#### Directions for this task
Within the material, how many of the lines include the word "智能排队叫号导引系统"? State only that number.
______
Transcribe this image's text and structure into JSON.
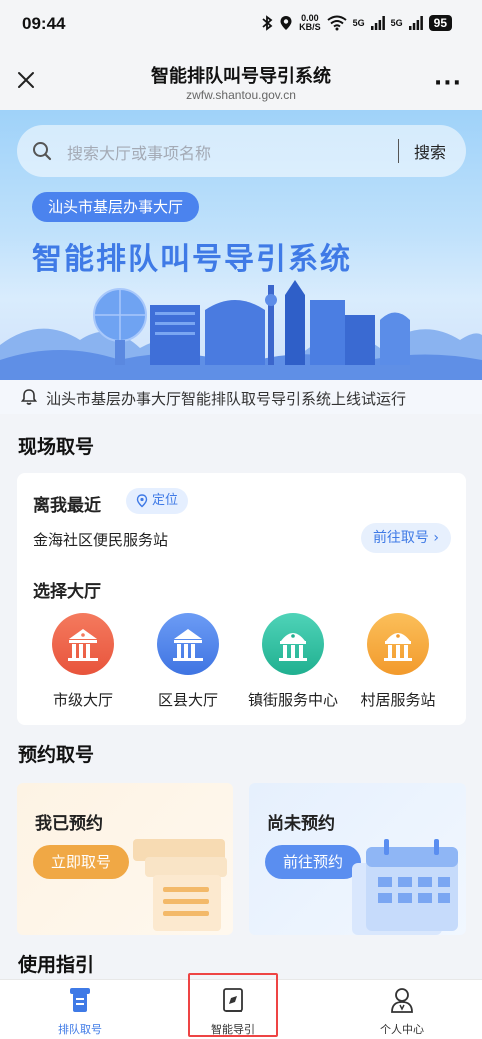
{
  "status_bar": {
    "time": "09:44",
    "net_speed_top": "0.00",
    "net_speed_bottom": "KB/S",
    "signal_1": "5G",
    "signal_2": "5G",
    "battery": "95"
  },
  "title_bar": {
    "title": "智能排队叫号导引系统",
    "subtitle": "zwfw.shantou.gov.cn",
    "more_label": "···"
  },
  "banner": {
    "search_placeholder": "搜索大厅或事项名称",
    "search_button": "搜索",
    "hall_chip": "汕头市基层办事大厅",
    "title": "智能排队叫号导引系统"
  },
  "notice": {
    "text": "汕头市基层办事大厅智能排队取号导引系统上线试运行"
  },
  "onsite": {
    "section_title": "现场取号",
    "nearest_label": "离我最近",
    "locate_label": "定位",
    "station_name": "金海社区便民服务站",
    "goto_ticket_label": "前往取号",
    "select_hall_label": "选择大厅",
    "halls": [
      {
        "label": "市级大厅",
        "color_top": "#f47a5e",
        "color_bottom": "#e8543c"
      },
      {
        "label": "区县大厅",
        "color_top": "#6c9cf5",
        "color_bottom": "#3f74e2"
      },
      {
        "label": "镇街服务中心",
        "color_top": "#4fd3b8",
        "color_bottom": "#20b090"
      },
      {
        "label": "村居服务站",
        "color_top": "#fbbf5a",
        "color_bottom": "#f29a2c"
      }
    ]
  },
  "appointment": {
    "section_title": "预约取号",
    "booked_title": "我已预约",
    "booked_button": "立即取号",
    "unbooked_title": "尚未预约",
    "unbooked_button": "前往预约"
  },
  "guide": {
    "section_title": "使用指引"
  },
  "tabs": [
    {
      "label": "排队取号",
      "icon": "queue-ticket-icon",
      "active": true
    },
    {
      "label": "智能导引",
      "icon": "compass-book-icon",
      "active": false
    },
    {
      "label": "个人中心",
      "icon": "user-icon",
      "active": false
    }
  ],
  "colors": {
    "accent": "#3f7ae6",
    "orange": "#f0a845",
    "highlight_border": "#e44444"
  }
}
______
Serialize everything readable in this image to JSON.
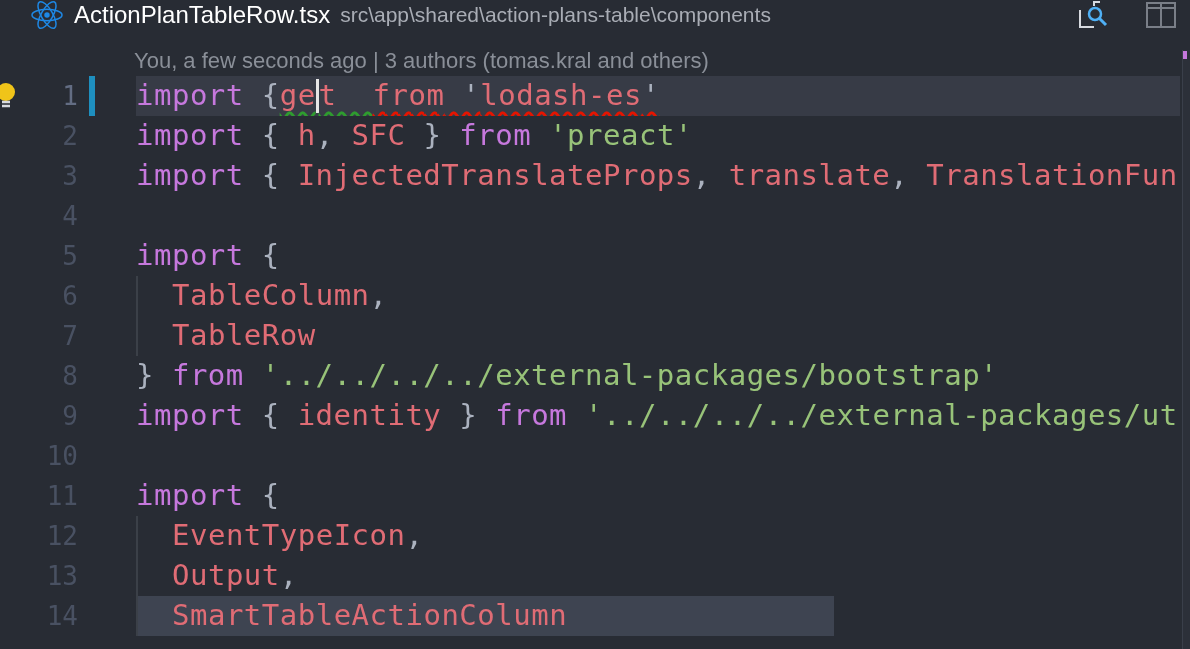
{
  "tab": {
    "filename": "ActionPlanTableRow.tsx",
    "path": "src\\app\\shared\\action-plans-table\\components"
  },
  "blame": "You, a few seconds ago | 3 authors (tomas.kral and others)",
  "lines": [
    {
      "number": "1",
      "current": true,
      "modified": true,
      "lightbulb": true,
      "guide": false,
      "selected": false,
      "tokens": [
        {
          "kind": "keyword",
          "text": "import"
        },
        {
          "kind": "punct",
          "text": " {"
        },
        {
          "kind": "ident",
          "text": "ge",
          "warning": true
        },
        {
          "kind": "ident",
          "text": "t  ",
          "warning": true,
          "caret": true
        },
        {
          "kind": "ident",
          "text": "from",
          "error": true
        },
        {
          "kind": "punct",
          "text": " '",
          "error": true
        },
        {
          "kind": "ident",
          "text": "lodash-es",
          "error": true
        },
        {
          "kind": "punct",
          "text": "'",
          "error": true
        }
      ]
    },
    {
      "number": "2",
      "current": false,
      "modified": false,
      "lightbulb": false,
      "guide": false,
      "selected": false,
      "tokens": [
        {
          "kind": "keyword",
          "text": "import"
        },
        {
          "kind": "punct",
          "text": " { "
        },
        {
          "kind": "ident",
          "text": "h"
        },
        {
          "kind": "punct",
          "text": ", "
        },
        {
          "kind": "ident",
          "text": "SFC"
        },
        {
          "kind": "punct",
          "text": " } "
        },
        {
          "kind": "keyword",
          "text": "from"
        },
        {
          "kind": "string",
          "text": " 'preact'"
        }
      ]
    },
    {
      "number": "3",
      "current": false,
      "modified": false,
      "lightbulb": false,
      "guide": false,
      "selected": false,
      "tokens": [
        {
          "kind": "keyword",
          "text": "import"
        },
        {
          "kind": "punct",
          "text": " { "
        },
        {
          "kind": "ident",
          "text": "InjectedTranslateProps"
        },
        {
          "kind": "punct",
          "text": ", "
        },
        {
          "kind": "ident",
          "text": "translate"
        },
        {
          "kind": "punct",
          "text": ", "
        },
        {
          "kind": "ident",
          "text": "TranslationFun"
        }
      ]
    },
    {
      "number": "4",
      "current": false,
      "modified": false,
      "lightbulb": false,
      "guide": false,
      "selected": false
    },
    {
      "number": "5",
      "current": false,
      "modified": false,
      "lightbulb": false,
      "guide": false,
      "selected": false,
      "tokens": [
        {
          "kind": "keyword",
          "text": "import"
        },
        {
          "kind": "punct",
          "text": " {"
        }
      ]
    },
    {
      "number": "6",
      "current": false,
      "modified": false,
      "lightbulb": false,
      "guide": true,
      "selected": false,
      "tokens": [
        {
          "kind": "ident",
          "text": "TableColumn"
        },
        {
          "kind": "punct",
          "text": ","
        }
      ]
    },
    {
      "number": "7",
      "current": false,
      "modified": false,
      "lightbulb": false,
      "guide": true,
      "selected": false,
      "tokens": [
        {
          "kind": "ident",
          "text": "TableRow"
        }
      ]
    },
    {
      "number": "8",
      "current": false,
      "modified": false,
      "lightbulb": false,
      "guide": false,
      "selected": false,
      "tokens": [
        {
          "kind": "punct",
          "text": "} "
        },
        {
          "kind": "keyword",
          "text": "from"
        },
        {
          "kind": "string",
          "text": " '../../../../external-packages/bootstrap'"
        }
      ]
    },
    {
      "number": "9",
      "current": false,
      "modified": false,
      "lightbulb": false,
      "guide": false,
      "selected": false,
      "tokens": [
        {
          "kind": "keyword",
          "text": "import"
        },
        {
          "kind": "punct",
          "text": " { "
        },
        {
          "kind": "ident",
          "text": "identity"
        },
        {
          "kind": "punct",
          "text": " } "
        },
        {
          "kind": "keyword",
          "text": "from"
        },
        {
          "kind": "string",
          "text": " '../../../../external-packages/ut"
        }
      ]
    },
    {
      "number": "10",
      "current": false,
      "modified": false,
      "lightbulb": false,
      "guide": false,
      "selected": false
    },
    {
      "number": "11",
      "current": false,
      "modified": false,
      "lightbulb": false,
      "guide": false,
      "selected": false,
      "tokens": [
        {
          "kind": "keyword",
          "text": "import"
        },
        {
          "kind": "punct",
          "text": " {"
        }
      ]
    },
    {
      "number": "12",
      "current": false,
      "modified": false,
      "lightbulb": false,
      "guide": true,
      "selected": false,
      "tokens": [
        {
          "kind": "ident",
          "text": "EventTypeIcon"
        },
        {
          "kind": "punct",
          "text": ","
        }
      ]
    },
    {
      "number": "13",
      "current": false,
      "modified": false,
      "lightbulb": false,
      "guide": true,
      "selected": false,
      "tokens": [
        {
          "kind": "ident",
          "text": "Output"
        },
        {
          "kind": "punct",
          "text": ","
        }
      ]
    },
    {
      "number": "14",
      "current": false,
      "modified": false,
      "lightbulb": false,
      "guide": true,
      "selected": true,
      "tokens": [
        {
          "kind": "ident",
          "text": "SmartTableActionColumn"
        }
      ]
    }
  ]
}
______
#### Task solution
2